[WHAT TO WORK ON] Every record should be written out exactly, with the pictures left out.
*** RECORDS PROVIDED ***
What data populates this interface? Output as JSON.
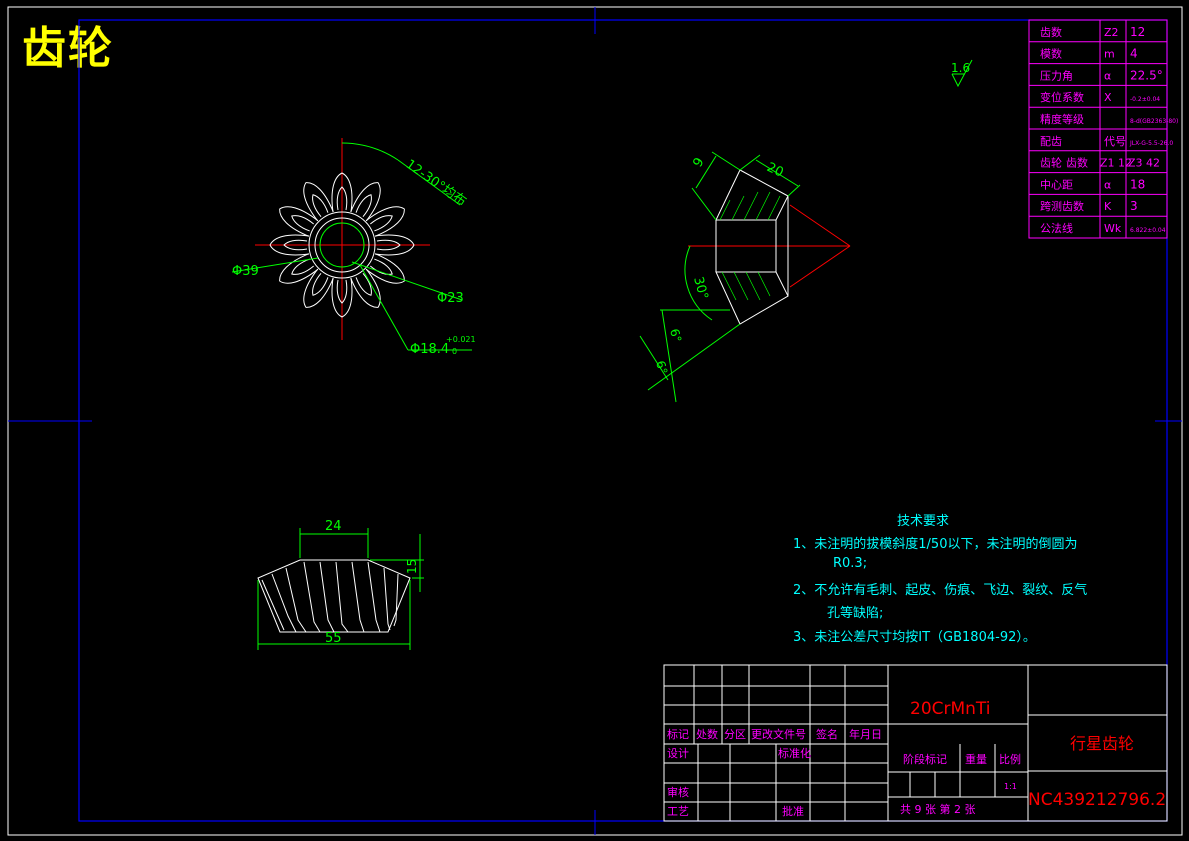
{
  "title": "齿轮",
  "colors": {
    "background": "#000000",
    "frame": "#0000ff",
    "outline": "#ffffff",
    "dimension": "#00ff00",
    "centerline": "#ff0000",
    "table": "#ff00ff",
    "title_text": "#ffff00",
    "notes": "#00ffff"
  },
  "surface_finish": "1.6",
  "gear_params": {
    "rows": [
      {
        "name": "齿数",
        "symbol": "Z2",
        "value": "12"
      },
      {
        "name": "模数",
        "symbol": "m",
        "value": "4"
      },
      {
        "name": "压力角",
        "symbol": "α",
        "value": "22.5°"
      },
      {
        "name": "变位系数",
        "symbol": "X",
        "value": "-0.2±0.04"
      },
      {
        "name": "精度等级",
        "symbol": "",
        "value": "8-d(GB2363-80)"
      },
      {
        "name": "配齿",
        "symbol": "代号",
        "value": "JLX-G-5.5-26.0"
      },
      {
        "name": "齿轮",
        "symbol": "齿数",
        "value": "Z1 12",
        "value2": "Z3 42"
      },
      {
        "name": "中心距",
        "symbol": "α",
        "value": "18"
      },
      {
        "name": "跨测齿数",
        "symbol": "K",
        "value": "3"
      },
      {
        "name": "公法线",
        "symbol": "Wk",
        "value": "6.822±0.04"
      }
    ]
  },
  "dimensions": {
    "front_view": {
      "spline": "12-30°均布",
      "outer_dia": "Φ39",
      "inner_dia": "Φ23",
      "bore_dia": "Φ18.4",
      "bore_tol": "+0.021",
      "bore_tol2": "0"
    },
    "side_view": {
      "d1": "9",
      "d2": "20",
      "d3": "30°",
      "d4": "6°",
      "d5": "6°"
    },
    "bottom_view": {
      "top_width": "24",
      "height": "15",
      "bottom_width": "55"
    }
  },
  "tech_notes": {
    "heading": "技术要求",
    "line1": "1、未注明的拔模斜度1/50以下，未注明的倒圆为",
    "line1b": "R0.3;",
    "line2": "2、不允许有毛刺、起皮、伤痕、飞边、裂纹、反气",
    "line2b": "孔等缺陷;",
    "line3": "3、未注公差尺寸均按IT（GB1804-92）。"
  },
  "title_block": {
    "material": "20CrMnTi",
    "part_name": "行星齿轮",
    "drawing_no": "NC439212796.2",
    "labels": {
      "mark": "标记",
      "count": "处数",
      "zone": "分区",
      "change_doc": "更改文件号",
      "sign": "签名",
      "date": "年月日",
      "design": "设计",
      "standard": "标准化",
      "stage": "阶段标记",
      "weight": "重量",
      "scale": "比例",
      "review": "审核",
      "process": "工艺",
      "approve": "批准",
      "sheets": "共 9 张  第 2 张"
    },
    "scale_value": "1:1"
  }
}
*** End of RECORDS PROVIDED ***
[WRITTEN RESPONSE]
What data populates this interface? Output as JSON.
{
  "title": "齿轮",
  "colors": {
    "background": "#000000",
    "frame": "#0000ff",
    "outline": "#ffffff",
    "dimension": "#00ff00",
    "centerline": "#ff0000",
    "table": "#ff00ff",
    "title_text": "#ffff00",
    "notes": "#00ffff"
  },
  "surface_finish": "1.6",
  "gear_params": {
    "rows": [
      {
        "name": "齿数",
        "symbol": "Z2",
        "value": "12"
      },
      {
        "name": "模数",
        "symbol": "m",
        "value": "4"
      },
      {
        "name": "压力角",
        "symbol": "α",
        "value": "22.5°"
      },
      {
        "name": "变位系数",
        "symbol": "X",
        "value": "-0.2±0.04"
      },
      {
        "name": "精度等级",
        "symbol": "",
        "value": "8-d(GB2363-80)"
      },
      {
        "name": "配齿",
        "symbol": "代号",
        "value": "JLX-G-5.5-26.0"
      },
      {
        "name": "齿轮",
        "symbol": "齿数",
        "value": "Z1 12",
        "value2": "Z3 42"
      },
      {
        "name": "中心距",
        "symbol": "α",
        "value": "18"
      },
      {
        "name": "跨测齿数",
        "symbol": "K",
        "value": "3"
      },
      {
        "name": "公法线",
        "symbol": "Wk",
        "value": "6.822±0.04"
      }
    ]
  },
  "dimensions": {
    "front_view": {
      "spline": "12-30°均布",
      "outer_dia": "Φ39",
      "inner_dia": "Φ23",
      "bore_dia": "Φ18.4",
      "bore_tol": "+0.021",
      "bore_tol2": "0"
    },
    "side_view": {
      "d1": "9",
      "d2": "20",
      "d3": "30°",
      "d4": "6°",
      "d5": "6°"
    },
    "bottom_view": {
      "top_width": "24",
      "height": "15",
      "bottom_width": "55"
    }
  },
  "tech_notes": {
    "heading": "技术要求",
    "line1": "1、未注明的拔模斜度1/50以下，未注明的倒圆为",
    "line1b": "R0.3;",
    "line2": "2、不允许有毛刺、起皮、伤痕、飞边、裂纹、反气",
    "line2b": "孔等缺陷;",
    "line3": "3、未注公差尺寸均按IT（GB1804-92）。"
  },
  "title_block": {
    "material": "20CrMnTi",
    "part_name": "行星齿轮",
    "drawing_no": "NC439212796.2",
    "labels": {
      "mark": "标记",
      "count": "处数",
      "zone": "分区",
      "change_doc": "更改文件号",
      "sign": "签名",
      "date": "年月日",
      "design": "设计",
      "standard": "标准化",
      "stage": "阶段标记",
      "weight": "重量",
      "scale": "比例",
      "review": "审核",
      "process": "工艺",
      "approve": "批准",
      "sheets": "共 9 张  第 2 张"
    },
    "scale_value": "1:1"
  }
}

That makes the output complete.